  1. John Nisbet

    I think that the next leaders of the main parties should not be ‘Remain’ campaigners
    Theresa May smacks of ‘Same old same old’ and I wouldn’t trust her as far as I could throw her

    • May appears to have both Leave and Remain MPs on her side. Politicians are notoriously untrustworthy, but as the choice is between Leadsom with her dodgy background (see Private Eye) and May, I’d back May (although the thought of another Tory PM doesn’t fill me with joy).

  2. Will Morgan and Gibb remain as school ministers under a new PM? Will Gove remain as Justice Secretary, especially if Teresa May becomes PM. They locked horns during Trojan Horse when May had to lose a long-serving and trusted adviser. Gove had to make a public apology to May. It wasn’t long afterwards that the PM moved Gove from the DfE (something he should have done a lot sooner if David Laws’ account of the DfE being a maverick department ‘out of control’ is accurate).

  3. Gove’s just been on Sky News.
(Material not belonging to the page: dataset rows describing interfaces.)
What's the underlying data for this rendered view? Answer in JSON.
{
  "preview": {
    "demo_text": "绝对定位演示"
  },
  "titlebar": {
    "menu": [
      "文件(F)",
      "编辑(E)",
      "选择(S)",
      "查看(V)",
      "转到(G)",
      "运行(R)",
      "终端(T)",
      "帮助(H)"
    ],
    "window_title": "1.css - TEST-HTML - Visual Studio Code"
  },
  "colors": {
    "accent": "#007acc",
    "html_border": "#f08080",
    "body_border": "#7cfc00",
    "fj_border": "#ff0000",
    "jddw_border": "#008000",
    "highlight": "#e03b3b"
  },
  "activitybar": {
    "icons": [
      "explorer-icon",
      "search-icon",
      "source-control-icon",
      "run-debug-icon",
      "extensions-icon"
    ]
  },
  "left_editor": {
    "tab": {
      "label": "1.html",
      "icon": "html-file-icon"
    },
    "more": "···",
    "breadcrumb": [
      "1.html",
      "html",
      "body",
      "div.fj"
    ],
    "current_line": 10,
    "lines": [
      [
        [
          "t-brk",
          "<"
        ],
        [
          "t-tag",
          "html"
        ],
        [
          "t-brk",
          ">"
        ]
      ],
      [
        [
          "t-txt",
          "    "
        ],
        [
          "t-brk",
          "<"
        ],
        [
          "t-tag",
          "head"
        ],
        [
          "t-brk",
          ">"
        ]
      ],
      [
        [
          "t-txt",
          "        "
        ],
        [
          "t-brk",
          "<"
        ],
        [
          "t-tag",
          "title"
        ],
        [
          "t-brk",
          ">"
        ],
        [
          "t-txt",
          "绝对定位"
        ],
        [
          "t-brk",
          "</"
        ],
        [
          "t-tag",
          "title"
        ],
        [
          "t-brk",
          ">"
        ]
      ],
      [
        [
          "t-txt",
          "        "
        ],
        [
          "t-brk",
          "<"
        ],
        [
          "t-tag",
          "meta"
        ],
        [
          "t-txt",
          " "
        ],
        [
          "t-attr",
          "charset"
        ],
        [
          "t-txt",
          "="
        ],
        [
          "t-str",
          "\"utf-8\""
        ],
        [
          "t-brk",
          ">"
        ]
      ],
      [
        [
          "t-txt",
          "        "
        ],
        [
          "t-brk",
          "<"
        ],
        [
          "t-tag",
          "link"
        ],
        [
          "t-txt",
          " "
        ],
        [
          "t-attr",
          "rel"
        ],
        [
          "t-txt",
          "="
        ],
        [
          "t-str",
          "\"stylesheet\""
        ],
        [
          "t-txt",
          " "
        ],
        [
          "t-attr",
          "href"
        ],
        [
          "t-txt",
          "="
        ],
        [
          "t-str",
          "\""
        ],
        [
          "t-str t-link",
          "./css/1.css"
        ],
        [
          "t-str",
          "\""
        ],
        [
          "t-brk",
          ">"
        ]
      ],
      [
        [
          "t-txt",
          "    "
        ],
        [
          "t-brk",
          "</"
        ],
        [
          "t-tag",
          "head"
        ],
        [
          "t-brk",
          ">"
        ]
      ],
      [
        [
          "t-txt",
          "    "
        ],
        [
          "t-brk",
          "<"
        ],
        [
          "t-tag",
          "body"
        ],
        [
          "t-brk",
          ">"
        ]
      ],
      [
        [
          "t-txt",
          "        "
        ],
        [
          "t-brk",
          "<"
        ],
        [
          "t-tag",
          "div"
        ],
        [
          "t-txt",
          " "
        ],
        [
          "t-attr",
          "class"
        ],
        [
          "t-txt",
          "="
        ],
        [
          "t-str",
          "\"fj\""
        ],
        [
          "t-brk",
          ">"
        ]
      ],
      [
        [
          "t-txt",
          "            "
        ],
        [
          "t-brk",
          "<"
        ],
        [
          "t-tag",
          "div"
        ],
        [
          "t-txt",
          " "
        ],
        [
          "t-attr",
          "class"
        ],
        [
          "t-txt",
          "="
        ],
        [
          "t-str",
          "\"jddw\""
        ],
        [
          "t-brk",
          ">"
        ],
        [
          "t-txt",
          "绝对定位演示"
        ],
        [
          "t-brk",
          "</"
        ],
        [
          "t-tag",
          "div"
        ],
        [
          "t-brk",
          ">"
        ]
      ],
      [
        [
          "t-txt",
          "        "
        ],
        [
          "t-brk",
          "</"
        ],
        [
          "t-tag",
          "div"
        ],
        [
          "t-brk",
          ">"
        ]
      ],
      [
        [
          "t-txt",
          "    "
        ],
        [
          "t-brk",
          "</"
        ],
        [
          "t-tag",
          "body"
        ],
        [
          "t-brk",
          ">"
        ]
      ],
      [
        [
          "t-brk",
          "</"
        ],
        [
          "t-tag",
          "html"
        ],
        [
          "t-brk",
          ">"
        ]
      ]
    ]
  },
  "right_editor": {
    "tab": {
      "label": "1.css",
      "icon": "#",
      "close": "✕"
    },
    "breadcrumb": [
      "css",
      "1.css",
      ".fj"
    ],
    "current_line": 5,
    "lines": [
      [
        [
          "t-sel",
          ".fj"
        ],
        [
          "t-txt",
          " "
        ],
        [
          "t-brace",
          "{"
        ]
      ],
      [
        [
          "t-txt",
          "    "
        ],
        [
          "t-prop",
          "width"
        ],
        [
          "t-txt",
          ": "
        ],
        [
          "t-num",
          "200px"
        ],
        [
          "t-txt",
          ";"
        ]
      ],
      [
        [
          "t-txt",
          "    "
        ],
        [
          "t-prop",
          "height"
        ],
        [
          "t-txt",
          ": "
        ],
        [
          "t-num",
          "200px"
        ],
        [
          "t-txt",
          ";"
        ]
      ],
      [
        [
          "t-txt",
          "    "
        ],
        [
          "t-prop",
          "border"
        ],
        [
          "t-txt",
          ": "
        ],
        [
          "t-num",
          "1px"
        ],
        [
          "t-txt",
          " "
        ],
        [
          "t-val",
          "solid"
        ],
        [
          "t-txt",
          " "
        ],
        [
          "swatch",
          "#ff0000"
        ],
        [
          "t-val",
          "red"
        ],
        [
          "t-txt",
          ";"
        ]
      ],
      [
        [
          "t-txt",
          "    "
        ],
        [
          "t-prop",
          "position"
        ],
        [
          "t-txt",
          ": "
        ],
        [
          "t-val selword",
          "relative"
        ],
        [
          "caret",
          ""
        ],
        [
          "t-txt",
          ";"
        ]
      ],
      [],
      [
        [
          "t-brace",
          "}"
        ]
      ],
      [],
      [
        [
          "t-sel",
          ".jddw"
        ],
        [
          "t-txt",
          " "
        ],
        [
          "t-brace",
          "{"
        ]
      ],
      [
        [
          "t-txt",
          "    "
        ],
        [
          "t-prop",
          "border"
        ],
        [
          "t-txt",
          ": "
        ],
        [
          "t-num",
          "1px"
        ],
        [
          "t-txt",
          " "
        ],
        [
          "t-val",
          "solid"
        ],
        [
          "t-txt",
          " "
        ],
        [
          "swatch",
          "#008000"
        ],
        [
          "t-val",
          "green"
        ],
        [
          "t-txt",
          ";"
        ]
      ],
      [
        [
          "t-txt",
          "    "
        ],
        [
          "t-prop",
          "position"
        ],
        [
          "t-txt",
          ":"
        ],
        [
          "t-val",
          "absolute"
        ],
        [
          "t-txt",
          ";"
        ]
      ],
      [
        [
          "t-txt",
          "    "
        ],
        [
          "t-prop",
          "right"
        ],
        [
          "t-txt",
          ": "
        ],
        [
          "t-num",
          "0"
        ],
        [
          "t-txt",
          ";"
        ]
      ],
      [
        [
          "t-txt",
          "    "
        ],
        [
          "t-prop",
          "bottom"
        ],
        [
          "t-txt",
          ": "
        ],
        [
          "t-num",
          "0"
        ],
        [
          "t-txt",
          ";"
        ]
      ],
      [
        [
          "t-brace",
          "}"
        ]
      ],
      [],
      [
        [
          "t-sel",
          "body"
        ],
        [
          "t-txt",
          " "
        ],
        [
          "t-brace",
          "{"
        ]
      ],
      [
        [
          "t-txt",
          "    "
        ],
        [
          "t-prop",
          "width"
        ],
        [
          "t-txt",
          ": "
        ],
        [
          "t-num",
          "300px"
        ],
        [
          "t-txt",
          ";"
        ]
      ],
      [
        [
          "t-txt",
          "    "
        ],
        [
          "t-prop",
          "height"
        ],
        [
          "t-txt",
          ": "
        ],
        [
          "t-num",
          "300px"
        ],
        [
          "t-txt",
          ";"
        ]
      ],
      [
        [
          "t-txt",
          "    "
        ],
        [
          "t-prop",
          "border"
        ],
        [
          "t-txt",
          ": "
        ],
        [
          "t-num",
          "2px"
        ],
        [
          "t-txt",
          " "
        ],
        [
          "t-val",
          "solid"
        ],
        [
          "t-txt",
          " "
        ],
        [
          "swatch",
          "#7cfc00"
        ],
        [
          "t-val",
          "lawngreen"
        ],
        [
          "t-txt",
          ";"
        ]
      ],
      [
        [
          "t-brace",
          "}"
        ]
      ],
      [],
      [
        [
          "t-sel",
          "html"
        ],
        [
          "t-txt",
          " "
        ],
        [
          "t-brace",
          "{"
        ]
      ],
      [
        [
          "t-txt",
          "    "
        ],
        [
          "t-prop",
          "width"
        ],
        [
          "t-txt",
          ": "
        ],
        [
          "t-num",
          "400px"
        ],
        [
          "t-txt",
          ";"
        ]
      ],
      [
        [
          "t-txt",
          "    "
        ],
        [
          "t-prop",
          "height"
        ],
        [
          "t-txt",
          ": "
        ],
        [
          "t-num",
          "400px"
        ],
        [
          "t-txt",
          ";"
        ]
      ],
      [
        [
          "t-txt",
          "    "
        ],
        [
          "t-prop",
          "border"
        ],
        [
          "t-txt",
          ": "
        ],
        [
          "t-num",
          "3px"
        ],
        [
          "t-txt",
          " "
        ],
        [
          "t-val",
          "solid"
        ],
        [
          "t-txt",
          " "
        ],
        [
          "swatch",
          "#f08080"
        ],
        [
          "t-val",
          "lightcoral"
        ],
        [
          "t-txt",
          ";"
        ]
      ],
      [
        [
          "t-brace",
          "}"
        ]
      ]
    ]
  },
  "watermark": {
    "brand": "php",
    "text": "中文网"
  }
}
He couldn’t resist inserting innuendos into his announcement. He’s just said he’d attracted votes from the ‘brightest and the best’ of the MPs. That’s code for ‘those who voted against me are dim and second rate’.

    He positioned himself as being on the side of the average and low paid worker, the disadvantaged and vulnerable. Will he again be holidaying in one of the opulent residences, owned via offshore companies by his friend Lord Rothermere this summer? Or will he show his commitment to the disadvantaged by holidaying in a caravan in Skegness? Or perhaps having no holiday at all?
    Will he wander down to the local food bank and tell the recipients it’s their fault for making wrong choices?